Not only should you recognize what you don’t need to say to yourself (anything brought on by things such as shame, regret, or harsh words from unsupportive people), but it’s also important to know what you should say to yourself — the things to remind yourself of as you walk through the recovery process.
Most of these reminders are likely part of your classes and the overall theme of recovery, but it never hurts to continuously put these truths at the forefront of your brain. After all, without putting these positive cues into practice, they will never be anything more than reminders.
Take a look at this list of five simple reminders that should be part of your everyday language. Identify which mantras you already integrate, and take note of which ones need to be added to your list:
“Look how supportive my people are.”
You’ve made it to recovery, and that’s a big step. What’s great about recovery is that big steps are constantly celebrated by so many people: staff members, medical doctors, professional counselors, and fellow recoverees.
This is your team, and it’s a team that not only wants to see you win but helps you win. They are more than fans in the stands, more than cheerleaders on the sidelines. They are your teammates who put in the practice, sweat, and tears with you. Because of this group effort, your victory is their victory.
Never take for granted a support group that actively participates in your wins.
“Look how many opportunities I have.”
It is great to have a solid support group that helps you succeed, but that success only follows the opportunities that you seize.

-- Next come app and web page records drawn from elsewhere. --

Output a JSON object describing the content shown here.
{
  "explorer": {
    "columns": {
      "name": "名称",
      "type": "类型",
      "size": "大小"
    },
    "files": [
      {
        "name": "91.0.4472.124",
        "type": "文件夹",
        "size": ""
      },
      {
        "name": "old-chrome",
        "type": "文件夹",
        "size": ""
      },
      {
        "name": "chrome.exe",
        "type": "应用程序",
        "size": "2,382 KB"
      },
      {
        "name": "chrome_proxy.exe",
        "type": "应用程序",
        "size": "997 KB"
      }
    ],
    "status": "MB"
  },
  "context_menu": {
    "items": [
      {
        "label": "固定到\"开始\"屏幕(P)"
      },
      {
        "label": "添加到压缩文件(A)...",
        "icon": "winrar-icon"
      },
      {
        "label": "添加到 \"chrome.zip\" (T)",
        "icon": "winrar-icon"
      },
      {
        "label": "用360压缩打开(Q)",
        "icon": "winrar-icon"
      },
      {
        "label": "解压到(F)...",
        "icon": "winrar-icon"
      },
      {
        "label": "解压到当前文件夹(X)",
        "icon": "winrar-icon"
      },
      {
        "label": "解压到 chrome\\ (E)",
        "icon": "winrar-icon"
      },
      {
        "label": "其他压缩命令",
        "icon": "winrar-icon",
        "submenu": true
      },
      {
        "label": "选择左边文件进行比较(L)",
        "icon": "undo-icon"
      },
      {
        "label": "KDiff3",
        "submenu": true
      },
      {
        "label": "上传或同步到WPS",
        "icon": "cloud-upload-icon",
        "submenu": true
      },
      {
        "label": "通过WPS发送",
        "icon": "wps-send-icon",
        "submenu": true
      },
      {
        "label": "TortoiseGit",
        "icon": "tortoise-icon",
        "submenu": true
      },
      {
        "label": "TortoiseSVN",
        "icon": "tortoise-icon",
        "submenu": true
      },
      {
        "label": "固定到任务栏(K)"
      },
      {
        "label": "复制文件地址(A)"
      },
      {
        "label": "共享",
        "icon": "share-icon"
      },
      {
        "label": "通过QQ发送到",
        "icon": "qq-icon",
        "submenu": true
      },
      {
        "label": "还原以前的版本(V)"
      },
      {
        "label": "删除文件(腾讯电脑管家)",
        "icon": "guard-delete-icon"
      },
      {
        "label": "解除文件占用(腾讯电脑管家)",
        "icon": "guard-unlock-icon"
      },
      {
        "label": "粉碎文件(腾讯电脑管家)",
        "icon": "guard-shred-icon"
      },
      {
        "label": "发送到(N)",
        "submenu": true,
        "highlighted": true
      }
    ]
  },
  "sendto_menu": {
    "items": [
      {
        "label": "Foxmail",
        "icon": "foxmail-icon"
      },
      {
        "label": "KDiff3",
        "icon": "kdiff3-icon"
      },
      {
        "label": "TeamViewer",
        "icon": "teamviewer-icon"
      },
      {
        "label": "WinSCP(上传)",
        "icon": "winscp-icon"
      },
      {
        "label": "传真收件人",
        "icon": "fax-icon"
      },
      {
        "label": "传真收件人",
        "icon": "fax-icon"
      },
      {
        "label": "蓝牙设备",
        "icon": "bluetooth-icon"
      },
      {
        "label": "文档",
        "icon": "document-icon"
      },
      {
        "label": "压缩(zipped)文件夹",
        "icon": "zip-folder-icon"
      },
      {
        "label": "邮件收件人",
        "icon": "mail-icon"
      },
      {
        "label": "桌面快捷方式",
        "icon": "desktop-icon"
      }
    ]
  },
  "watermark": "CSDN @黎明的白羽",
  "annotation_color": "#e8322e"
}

With the help of professionals in your program, there are so many new opportunities you can plug into.
Gaining the skills to fight substance abuse is the obvious opportunity, but you’re also given the chance to explore education options, like receiving your GED or going to college. You also have the opportunity to discover new career opportunities, using skills that you already had or giving a new career field a try.
Always remember the opportunities you’re provided with to learn, grow, and challenge yourself.
“Look how I can make a difference.”
When you have the support and resources to invest in yourself, you have the chance to invest in others and your community. You’re given the opportunity to make a big difference, an impact for the better.
You might feel that you’re starting out small, like getting your GED or taking a minimum-wage job, but these opportunities serve as crucial stepping stones to grow you as a person, to grow your skillset, and to pave new ways for you to make friends and give back to others.
No matter your education level or the size of your paycheck, if you’re growing and serving others, you’re making a valuable difference.
“Look how far I’ve come.”
The past isn’t solely for regrets. You don’t have to look at it through a lens of shame and guilt. Rather, learn to see the past as a way to recognize just how far you’ve come. After all, you’re in recovery. You’re doing the hard work and putting in the effort to change your life.
That’s no small feat, especially when you consider the classes you’re taking, the new health goals you’re working through, and the mental effort you’re putting into the healing process. Couple all of this with discovering things like education opportunities, career opportunities, and community opportunities, and allow yourself to celebrate.
You’ve come a long way — pat yourself on the back.
“Look how far I’m going.”
Think of all the teammates you have in your corner, constantly supporting your journey. It can be helpful to list out their names. Write them down on a sticky note for the car, bathroom mirror, or anywhere else that you can notice daily — and thank God for a group of people who know how far you’re going to go.
Recall all the opportunities you’ve had — not only to get clean but to finally go back to school to finish that degree that you always wanted, to try that job everyone always told you would never work out. List those out, too. Stick them where you can see them. Consider yourself blessed to start fresh with all the things you never thought possible.
Last but most importantly, remember who you are — not who you were, but who you are. Take time to rejoice in all that you’ve been through, worked through, and become. Furthermore, remember that because of this, you’ll go far.
It is important to make sure that you see value in who you are today and who you will be tomorrow. It’s time for the past to stop defining you. Shame and regret no longer hold a place in your life. You put in all the hard work and took all the necessary steps to make recovery such a vital priority in your journey. Here at Renaissance Ranch, we want to celebrate with you. Meanwhile, we know that it’s crucial for you to celebrate yourself — to recognize how far you’ve come and how far you will go as you grow in mind, body, and spirit. It’s important that you remember how to speak to yourself, how to live with self-worth, and have true respect for your time and others. With programs ranging from alumni retreats to family recovery treatment, you are sure to find the support that suits your individual needs at Renaissance Ranch. For more information, call us today at (801) 308-8898.